Residual size discrepancy between the affected and unaffected limbs is a distinct but not well-understood consequence of an obstetrical brachial plexus injury. This study aimed to document the extent of limb length differences in children with obstetrical brachial plexus injury compared with typically developing children. The effects of age, growth patterns, severity, and surgical intervention were also explored. Also, this study examined the reliability of the clinical measurement technique.
A prospective cohort of 179 children with obstetrical brachial plexus injury was systematically evaluated for limb length and girth by a multidisciplinary team. Clinical measurements were obtained at regular intervals until 12 months and then yearly. A control group of typically developing children aged 6 months to 17 years had limb length and girth measured on one occasion.
Interrater reliability of clinical measurement techniques demonstrated high consistency, with an intraclass correlation of 0.90 (p < 0.0001). Limb measurements were recorded at nine time points. Paired t tests of children with and without surgical intervention found significant differences between affected and unaffected sides in arm, forearm, and total length as early as the 1-month measurement and at most other time points (p < 0.05). The 3-month total limb length difference was a statistically significant predictor of 12-month limb length difference (p < 0.05).
Obstetrical brachial plexus injury significantly affects the length of the arm and forearm. Early detectable limb length deficits are associated with the likelihood of requiring surgical reconstruction. Clinical limb length measurement can be performed reliably and noninvasively.
Hamilton, Ontario, Canada
From the Division of Plastic Surgery, Department of Surgery, the School of Rehabilitation Science, and the CanChild Centre for Childhood Disability Research, McMaster University, and McMaster Children’s Hospital.
Received for publication March 28, 2012; accepted April 19, 2012.
Disclosure:The authors have no financial interests or commercial association to declare in relation to the content of this article.

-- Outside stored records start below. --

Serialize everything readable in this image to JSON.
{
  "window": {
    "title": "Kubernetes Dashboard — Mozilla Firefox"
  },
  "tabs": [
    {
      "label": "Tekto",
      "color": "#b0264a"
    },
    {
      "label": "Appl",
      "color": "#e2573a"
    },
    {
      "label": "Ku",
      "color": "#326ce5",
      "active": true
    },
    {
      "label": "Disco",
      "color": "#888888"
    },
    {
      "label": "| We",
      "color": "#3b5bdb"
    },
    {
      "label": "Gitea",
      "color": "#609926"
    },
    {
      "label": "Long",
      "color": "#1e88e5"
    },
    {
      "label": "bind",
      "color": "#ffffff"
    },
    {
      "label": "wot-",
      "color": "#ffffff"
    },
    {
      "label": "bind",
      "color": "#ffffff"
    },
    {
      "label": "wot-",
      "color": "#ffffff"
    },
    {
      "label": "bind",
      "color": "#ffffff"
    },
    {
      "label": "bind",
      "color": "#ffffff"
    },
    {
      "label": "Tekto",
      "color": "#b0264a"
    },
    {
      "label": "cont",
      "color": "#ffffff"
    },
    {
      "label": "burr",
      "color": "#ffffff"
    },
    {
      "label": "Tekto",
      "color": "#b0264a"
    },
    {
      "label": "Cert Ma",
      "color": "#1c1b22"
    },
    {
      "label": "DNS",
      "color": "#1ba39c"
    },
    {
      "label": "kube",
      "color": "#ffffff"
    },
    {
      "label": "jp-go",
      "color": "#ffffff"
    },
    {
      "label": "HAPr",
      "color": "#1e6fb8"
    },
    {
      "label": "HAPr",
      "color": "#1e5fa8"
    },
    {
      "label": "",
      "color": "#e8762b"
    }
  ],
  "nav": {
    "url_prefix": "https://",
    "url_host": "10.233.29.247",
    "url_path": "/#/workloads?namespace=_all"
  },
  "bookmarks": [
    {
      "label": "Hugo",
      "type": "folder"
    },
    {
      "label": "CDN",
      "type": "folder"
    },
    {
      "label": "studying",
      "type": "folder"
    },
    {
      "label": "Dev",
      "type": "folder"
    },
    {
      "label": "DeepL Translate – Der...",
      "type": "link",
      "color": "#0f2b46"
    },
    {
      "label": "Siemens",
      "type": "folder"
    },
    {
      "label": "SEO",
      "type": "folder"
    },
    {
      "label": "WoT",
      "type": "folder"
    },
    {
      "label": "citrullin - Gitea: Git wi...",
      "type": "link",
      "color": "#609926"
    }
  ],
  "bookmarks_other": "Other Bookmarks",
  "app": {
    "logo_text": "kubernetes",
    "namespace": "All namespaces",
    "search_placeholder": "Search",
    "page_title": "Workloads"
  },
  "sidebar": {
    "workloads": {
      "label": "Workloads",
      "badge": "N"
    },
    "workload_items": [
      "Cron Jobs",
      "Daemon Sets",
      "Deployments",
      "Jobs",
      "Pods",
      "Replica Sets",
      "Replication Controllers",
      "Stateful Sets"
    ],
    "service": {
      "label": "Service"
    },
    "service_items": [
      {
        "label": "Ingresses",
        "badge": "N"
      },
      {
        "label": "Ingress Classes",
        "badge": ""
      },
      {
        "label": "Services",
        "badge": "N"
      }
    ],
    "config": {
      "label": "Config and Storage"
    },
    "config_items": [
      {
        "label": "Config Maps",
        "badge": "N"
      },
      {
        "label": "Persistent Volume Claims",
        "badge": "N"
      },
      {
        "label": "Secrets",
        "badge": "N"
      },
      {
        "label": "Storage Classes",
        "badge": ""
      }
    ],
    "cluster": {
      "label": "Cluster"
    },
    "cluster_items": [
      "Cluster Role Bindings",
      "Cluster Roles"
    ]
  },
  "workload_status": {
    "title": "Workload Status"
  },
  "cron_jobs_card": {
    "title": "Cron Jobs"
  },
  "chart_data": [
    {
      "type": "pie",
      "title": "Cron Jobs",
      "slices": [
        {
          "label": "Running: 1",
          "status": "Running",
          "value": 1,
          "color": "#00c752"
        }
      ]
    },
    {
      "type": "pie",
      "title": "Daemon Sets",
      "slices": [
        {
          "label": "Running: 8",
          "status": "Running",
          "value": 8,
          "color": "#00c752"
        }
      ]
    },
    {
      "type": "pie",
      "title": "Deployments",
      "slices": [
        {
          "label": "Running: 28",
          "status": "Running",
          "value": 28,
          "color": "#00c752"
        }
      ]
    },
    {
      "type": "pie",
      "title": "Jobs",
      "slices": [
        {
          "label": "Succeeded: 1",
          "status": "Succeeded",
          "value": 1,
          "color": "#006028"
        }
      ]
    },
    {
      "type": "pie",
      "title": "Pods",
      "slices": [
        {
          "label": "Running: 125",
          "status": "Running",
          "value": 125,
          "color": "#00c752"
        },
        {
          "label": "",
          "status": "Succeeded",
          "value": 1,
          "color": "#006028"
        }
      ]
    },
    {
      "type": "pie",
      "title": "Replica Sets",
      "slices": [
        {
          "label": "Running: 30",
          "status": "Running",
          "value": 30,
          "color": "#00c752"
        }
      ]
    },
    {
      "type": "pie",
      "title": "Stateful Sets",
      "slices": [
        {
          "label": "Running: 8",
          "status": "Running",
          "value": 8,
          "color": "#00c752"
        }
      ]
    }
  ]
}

Carol DeMatteo, M.Sc., School of Rehabilitation Science, McMaster University, 1400 Main Street West, IAHS 403, Hamilton, Ontario L8S 1C7, Canada, email@example.com